— What the task requires —
Word for word, restate all the records; images are not part of the copy.

— Data for review —
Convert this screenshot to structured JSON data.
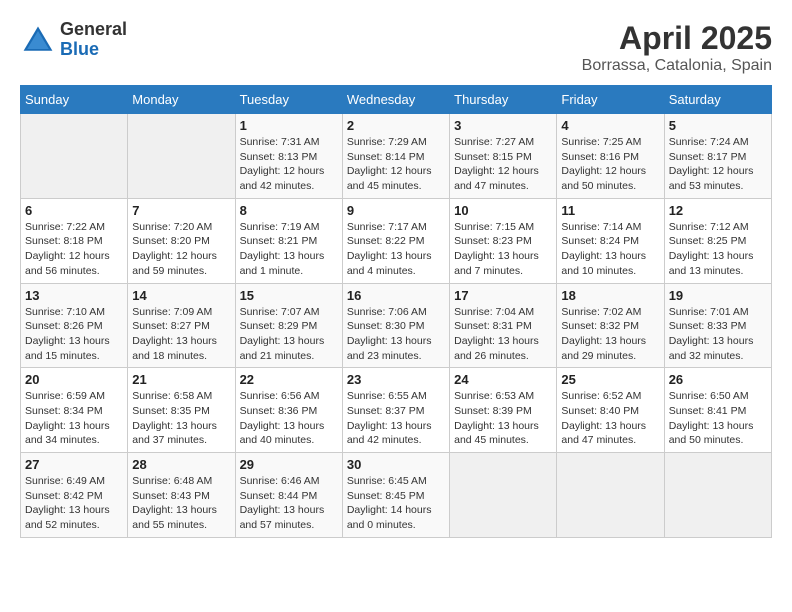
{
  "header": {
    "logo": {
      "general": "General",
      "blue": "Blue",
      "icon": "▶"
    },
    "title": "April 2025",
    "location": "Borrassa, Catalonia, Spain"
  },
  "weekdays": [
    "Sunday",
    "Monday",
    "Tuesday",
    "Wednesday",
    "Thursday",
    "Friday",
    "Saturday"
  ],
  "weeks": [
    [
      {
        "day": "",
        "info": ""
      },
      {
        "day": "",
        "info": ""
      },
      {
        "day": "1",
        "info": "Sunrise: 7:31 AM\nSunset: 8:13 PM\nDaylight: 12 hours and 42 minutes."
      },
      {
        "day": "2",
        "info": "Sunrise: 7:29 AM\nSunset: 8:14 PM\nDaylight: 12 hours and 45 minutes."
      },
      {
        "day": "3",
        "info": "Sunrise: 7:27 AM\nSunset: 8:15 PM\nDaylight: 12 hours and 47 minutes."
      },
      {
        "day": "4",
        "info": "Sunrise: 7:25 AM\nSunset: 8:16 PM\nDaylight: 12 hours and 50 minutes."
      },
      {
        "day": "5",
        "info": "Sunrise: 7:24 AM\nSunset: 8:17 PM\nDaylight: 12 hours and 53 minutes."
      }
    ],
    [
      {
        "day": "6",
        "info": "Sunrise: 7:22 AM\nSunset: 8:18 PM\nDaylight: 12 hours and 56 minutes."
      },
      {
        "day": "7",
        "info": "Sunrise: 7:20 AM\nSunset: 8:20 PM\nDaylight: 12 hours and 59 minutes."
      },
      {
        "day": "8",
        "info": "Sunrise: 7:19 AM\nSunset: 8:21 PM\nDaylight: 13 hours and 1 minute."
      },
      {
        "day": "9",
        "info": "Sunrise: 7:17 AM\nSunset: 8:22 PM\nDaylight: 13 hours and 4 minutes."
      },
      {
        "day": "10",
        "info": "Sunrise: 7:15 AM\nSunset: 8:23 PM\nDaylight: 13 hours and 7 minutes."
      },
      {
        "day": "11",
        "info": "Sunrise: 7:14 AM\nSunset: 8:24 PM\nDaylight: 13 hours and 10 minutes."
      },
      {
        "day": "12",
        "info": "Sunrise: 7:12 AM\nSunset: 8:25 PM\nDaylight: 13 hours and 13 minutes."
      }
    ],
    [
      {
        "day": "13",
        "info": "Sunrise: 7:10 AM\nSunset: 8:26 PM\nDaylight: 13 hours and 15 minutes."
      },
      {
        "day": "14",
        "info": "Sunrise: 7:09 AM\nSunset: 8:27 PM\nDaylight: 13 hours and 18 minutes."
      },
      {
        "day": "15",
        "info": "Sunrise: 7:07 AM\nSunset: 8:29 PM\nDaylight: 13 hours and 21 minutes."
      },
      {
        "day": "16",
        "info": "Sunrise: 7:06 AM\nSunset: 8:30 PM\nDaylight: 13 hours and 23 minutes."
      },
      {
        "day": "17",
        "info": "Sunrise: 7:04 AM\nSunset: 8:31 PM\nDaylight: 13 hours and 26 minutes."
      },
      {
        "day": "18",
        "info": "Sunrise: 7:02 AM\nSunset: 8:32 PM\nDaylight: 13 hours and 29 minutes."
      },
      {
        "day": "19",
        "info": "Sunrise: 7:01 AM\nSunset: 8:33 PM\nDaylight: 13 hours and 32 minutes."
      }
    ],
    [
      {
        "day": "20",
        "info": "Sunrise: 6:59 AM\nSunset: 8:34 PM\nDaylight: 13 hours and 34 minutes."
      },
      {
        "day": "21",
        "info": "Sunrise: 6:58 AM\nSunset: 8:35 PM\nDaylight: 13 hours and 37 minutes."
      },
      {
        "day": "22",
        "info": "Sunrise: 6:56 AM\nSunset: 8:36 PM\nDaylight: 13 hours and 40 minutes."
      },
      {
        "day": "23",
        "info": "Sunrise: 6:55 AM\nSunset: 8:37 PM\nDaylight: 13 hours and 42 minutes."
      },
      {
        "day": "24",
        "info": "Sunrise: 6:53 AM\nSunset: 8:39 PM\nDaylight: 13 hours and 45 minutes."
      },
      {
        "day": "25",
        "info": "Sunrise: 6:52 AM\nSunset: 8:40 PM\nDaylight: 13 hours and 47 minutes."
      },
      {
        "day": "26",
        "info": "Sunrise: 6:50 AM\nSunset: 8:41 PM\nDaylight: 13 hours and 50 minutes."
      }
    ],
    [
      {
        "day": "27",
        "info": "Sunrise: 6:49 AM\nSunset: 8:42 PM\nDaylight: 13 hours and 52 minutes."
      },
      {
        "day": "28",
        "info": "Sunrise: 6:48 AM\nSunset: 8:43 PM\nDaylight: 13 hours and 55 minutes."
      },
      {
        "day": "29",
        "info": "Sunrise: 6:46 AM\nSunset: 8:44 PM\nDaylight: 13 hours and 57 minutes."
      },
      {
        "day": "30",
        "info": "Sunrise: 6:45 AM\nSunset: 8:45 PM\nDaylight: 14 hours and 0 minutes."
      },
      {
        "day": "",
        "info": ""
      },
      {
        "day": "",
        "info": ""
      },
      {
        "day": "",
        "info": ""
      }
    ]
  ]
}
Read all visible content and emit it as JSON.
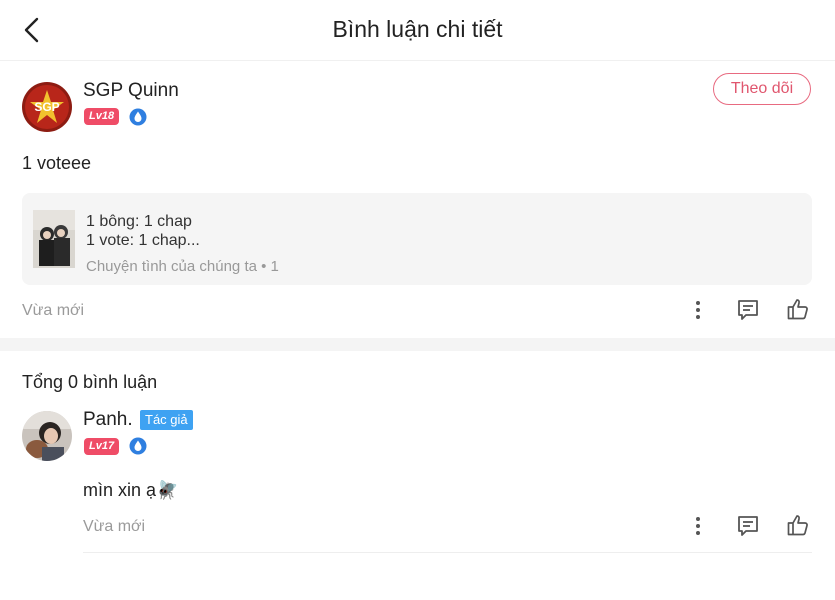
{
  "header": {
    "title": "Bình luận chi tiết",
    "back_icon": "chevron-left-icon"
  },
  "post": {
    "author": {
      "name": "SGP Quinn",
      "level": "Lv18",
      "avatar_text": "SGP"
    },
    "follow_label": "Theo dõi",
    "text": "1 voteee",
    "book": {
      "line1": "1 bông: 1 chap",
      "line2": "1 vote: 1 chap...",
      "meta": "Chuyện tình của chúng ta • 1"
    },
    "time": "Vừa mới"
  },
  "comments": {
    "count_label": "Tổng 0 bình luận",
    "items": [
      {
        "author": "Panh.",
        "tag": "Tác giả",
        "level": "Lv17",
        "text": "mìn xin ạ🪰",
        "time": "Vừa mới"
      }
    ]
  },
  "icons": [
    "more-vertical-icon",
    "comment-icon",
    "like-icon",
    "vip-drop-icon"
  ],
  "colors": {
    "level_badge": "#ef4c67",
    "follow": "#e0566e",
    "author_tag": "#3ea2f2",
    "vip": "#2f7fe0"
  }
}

— Reply —
Convert this screenshot to structured JSON data.
{
  "header": {
    "logo": {
      "general": "General",
      "blue": "Blue",
      "icon": "▶"
    },
    "title": "April 2025",
    "location": "Borrassa, Catalonia, Spain"
  },
  "weekdays": [
    "Sunday",
    "Monday",
    "Tuesday",
    "Wednesday",
    "Thursday",
    "Friday",
    "Saturday"
  ],
  "weeks": [
    [
      {
        "day": "",
        "info": ""
      },
      {
        "day": "",
        "info": ""
      },
      {
        "day": "1",
        "info": "Sunrise: 7:31 AM\nSunset: 8:13 PM\nDaylight: 12 hours and 42 minutes."
      },
      {
        "day": "2",
        "info": "Sunrise: 7:29 AM\nSunset: 8:14 PM\nDaylight: 12 hours and 45 minutes."
      },
      {
        "day": "3",
        "info": "Sunrise: 7:27 AM\nSunset: 8:15 PM\nDaylight: 12 hours and 47 minutes."
      },
      {
        "day": "4",
        "info": "Sunrise: 7:25 AM\nSunset: 8:16 PM\nDaylight: 12 hours and 50 minutes."
      },
      {
        "day": "5",
        "info": "Sunrise: 7:24 AM\nSunset: 8:17 PM\nDaylight: 12 hours and 53 minutes."
      }
    ],
    [
      {
        "day": "6",
        "info": "Sunrise: 7:22 AM\nSunset: 8:18 PM\nDaylight: 12 hours and 56 minutes."
      },
      {
        "day": "7",
        "info": "Sunrise: 7:20 AM\nSunset: 8:20 PM\nDaylight: 12 hours and 59 minutes."
      },
      {
        "day": "8",
        "info": "Sunrise: 7:19 AM\nSunset: 8:21 PM\nDaylight: 13 hours and 1 minute."
      },
      {
        "day": "9",
        "info": "Sunrise: 7:17 AM\nSunset: 8:22 PM\nDaylight: 13 hours and 4 minutes."
      },
      {
        "day": "10",
        "info": "Sunrise: 7:15 AM\nSunset: 8:23 PM\nDaylight: 13 hours and 7 minutes."
      },
      {
        "day": "11",
        "info": "Sunrise: 7:14 AM\nSunset: 8:24 PM\nDaylight: 13 hours and 10 minutes."
      },
      {
        "day": "12",
        "info": "Sunrise: 7:12 AM\nSunset: 8:25 PM\nDaylight: 13 hours and 13 minutes."
      }
    ],
    [
      {
        "day": "13",
        "info": "Sunrise: 7:10 AM\nSunset: 8:26 PM\nDaylight: 13 hours and 15 minutes."
      },
      {
        "day": "14",
        "info": "Sunrise: 7:09 AM\nSunset: 8:27 PM\nDaylight: 13 hours and 18 minutes."
      },
      {
        "day": "15",
        "info": "Sunrise: 7:07 AM\nSunset: 8:29 PM\nDaylight: 13 hours and 21 minutes."
      },
      {
        "day": "16",
        "info": "Sunrise: 7:06 AM\nSunset: 8:30 PM\nDaylight: 13 hours and 23 minutes."
      },
      {
        "day": "17",
        "info": "Sunrise: 7:04 AM\nSunset: 8:31 PM\nDaylight: 13 hours and 26 minutes."
      },
      {
        "day": "18",
        "info": "Sunrise: 7:02 AM\nSunset: 8:32 PM\nDaylight: 13 hours and 29 minutes."
      },
      {
        "day": "19",
        "info": "Sunrise: 7:01 AM\nSunset: 8:33 PM\nDaylight: 13 hours and 32 minutes."
      }
    ],
    [
      {
        "day": "20",
        "info": "Sunrise: 6:59 AM\nSunset: 8:34 PM\nDaylight: 13 hours and 34 minutes."
      },
      {
        "day": "21",
        "info": "Sunrise: 6:58 AM\nSunset: 8:35 PM\nDaylight: 13 hours and 37 minutes."
      },
      {
        "day": "22",
        "info": "Sunrise: 6:56 AM\nSunset: 8:36 PM\nDaylight: 13 hours and 40 minutes."
      },
      {
        "day": "23",
        "info": "Sunrise: 6:55 AM\nSunset: 8:37 PM\nDaylight: 13 hours and 42 minutes."
      },
      {
        "day": "24",
        "info": "Sunrise: 6:53 AM\nSunset: 8:39 PM\nDaylight: 13 hours and 45 minutes."
      },
      {
        "day": "25",
        "info": "Sunrise: 6:52 AM\nSunset: 8:40 PM\nDaylight: 13 hours and 47 minutes."
      },
      {
        "day": "26",
        "info": "Sunrise: 6:50 AM\nSunset: 8:41 PM\nDaylight: 13 hours and 50 minutes."
      }
    ],
    [
      {
        "day": "27",
        "info": "Sunrise: 6:49 AM\nSunset: 8:42 PM\nDaylight: 13 hours and 52 minutes."
      },
      {
        "day": "28",
        "info": "Sunrise: 6:48 AM\nSunset: 8:43 PM\nDaylight: 13 hours and 55 minutes."
      },
      {
        "day": "29",
        "info": "Sunrise: 6:46 AM\nSunset: 8:44 PM\nDaylight: 13 hours and 57 minutes."
      },
      {
        "day": "30",
        "info": "Sunrise: 6:45 AM\nSunset: 8:45 PM\nDaylight: 14 hours and 0 minutes."
      },
      {
        "day": "",
        "info": ""
      },
      {
        "day": "",
        "info": ""
      },
      {
        "day": "",
        "info": ""
      }
    ]
  ]
}
Read all visible content and emit it as JSON.
{
  "header": {
    "title": "Bình luận chi tiết",
    "back_icon": "chevron-left-icon"
  },
  "post": {
    "author": {
      "name": "SGP Quinn",
      "level": "Lv18",
      "avatar_text": "SGP"
    },
    "follow_label": "Theo dõi",
    "text": "1 voteee",
    "book": {
      "line1": "1 bông: 1 chap",
      "line2": "1 vote: 1 chap...",
      "meta": "Chuyện tình của chúng ta • 1"
    },
    "time": "Vừa mới"
  },
  "comments": {
    "count_label": "Tổng 0 bình luận",
    "items": [
      {
        "author": "Panh.",
        "tag": "Tác giả",
        "level": "Lv17",
        "text": "mìn xin ạ🪰",
        "time": "Vừa mới"
      }
    ]
  },
  "icons": [
    "more-vertical-icon",
    "comment-icon",
    "like-icon",
    "vip-drop-icon"
  ],
  "colors": {
    "level_badge": "#ef4c67",
    "follow": "#e0566e",
    "author_tag": "#3ea2f2",
    "vip": "#2f7fe0"
  }
}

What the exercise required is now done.